__Collected data entries__.
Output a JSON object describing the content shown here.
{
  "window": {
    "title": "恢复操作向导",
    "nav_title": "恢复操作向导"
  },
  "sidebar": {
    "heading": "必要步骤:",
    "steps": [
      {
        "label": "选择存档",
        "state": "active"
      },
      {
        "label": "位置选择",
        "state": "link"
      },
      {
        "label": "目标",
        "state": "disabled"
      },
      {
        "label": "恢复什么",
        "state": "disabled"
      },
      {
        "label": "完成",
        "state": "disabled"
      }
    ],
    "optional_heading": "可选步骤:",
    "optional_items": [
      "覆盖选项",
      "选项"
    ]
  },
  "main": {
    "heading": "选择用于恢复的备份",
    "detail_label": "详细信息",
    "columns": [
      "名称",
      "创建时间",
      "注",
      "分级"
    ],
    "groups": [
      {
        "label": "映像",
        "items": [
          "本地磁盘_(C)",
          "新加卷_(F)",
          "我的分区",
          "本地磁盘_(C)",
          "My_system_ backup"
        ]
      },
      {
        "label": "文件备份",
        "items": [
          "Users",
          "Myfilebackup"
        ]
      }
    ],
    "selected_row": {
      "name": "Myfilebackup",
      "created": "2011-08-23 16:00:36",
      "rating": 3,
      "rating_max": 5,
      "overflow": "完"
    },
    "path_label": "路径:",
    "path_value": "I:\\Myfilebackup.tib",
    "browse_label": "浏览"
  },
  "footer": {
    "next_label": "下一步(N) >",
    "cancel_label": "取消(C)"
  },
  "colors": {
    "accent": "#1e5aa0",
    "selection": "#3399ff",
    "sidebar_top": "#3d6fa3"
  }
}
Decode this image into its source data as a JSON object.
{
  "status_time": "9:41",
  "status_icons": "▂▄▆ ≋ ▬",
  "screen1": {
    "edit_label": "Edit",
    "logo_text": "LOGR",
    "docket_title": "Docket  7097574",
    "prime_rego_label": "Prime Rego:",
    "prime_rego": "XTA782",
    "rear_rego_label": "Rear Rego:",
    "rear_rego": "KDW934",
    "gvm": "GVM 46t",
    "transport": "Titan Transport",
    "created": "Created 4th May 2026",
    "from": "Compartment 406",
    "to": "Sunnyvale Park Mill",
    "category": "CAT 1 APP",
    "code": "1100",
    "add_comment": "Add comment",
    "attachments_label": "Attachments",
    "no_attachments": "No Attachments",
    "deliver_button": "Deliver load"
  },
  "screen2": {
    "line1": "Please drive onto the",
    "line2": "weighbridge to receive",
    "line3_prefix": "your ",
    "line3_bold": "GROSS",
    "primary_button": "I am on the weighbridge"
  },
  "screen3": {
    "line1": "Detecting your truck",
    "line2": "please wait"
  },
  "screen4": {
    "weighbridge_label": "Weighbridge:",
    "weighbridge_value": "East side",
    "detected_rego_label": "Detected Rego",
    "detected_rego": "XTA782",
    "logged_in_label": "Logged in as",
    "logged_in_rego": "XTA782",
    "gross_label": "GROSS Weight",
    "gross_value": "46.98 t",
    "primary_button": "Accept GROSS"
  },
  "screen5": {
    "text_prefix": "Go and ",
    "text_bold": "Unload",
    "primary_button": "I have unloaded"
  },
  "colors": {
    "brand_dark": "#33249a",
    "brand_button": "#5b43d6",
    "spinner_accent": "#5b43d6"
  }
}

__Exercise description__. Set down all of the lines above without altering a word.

__Answer section__.
Output a JSON object describing the content shown here.
{
  "window": {
    "title": "恢复操作向导",
    "nav_title": "恢复操作向导"
  },
  "sidebar": {
    "heading": "必要步骤:",
    "steps": [
      {
        "label": "选择存档",
        "state": "active"
      },
      {
        "label": "位置选择",
        "state": "link"
      },
      {
        "label": "目标",
        "state": "disabled"
      },
      {
        "label": "恢复什么",
        "state": "disabled"
      },
      {
        "label": "完成",
        "state": "disabled"
      }
    ],
    "optional_heading": "可选步骤:",
    "optional_items": [
      "覆盖选项",
      "选项"
    ]
  },
  "main": {
    "heading": "选择用于恢复的备份",
    "detail_label": "详细信息",
    "columns": [
      "名称",
      "创建时间",
      "注",
      "分级"
    ],
    "groups": [
      {
        "label": "映像",
        "items": [
          "本地磁盘_(C)",
          "新加卷_(F)",
          "我的分区",
          "本地磁盘_(C)",
          "My_system_ backup"
        ]
      },
      {
        "label": "文件备份",
        "items": [
          "Users",
          "Myfilebackup"
        ]
      }
    ],
    "selected_row": {
      "name": "Myfilebackup",
      "created": "2011-08-23 16:00:36",
      "rating": 3,
      "rating_max": 5,
      "overflow": "完"
    },
    "path_label": "路径:",
    "path_value": "I:\\Myfilebackup.tib",
    "browse_label": "浏览"
  },
  "footer": {
    "next_label": "下一步(N) >",
    "cancel_label": "取消(C)"
  },
  "colors": {
    "accent": "#1e5aa0",
    "selection": "#3399ff",
    "sidebar_top": "#3d6fa3"
  }
}
Decode this image into its source data as a JSON object.
{
  "status_time": "9:41",
  "status_icons": "▂▄▆ ≋ ▬",
  "screen1": {
    "edit_label": "Edit",
    "logo_text": "LOGR",
    "docket_title": "Docket  7097574",
    "prime_rego_label": "Prime Rego:",
    "prime_rego": "XTA782",
    "rear_rego_label": "Rear Rego:",
    "rear_rego": "KDW934",
    "gvm": "GVM 46t",
    "transport": "Titan Transport",
    "created": "Created 4th May 2026",
    "from": "Compartment 406",
    "to": "Sunnyvale Park Mill",
    "category": "CAT 1 APP",
    "code": "1100",
    "add_comment": "Add comment",
    "attachments_label": "Attachments",
    "no_attachments": "No Attachments",
    "deliver_button": "Deliver load"
  },
  "screen2": {
    "line1": "Please drive onto the",
    "line2": "weighbridge to receive",
    "line3_prefix": "your ",
    "line3_bold": "GROSS",
    "primary_button": "I am on the weighbridge"
  },
  "screen3": {
    "line1": "Detecting your truck",
    "line2": "please wait"
  },
  "screen4": {
    "weighbridge_label": "Weighbridge:",
    "weighbridge_value": "East side",
    "detected_rego_label": "Detected Rego",
    "detected_rego": "XTA782",
    "logged_in_label": "Logged in as",
    "logged_in_rego": "XTA782",
    "gross_label": "GROSS Weight",
    "gross_value": "46.98 t",
    "primary_button": "Accept GROSS"
  },
  "screen5": {
    "text_prefix": "Go and ",
    "text_bold": "Unload",
    "primary_button": "I have unloaded"
  },
  "colors": {
    "brand_dark": "#33249a",
    "brand_button": "#5b43d6",
    "spinner_accent": "#5b43d6"
  }
}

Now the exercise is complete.